[Task brief]
Find each line below where the word "spotlight" occurs, and copy it.

· · · · ·

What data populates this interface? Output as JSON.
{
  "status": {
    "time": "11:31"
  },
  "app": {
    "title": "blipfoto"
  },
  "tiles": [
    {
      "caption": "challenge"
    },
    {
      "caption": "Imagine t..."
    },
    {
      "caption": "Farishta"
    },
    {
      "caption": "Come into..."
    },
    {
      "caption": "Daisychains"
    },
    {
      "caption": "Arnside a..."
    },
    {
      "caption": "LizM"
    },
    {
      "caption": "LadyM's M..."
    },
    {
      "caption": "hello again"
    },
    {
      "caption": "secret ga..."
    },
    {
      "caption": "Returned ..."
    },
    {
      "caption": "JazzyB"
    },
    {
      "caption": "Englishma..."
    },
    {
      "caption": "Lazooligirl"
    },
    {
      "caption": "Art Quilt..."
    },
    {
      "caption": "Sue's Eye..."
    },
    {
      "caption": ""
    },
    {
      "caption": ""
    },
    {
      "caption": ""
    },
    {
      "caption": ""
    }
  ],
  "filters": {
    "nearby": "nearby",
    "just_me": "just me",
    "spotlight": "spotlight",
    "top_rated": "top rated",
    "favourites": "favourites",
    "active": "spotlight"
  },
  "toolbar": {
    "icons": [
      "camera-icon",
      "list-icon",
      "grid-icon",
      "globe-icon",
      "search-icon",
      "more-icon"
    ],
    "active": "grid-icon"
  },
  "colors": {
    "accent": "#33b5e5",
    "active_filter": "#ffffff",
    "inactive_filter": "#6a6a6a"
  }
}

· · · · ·

[Answer to this task]
    "spotlight": "spotlight",
    "active": "spotlight"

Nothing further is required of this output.